- Exercise requirements -
When you repeat the listing, keep every character as it is.

** Opening Data for this exercise block **

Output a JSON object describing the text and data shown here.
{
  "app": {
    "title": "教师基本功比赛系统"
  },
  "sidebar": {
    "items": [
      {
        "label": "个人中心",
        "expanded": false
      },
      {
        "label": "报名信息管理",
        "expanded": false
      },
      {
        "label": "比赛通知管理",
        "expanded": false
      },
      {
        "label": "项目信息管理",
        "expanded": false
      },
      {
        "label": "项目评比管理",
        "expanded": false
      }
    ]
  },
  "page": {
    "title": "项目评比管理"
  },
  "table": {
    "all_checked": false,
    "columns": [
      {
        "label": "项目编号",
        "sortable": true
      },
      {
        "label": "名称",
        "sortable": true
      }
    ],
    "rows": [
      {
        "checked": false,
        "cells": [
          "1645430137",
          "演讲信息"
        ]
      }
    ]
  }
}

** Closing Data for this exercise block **

- Answer space -
Output a JSON object describing the text and data shown here.
{
  "app": {
    "title": "教师基本功比赛系统"
  },
  "sidebar": {
    "items": [
      {
        "label": "个人中心",
        "expanded": false
      },
      {
        "label": "报名信息管理",
        "expanded": false
      },
      {
        "label": "比赛通知管理",
        "expanded": false
      },
      {
        "label": "项目信息管理",
        "expanded": false
      },
      {
        "label": "项目评比管理",
        "expanded": false
      }
    ]
  },
  "page": {
    "title": "项目评比管理"
  },
  "table": {
    "all_checked": false,
    "columns": [
      {
        "label": "项目编号",
        "sortable": true
      },
      {
        "label": "名称",
        "sortable": true
      }
    ],
    "rows": [
      {
        "checked": false,
        "cells": [
          "1645430137",
          "演讲信息"
        ]
      }
    ]
  }
}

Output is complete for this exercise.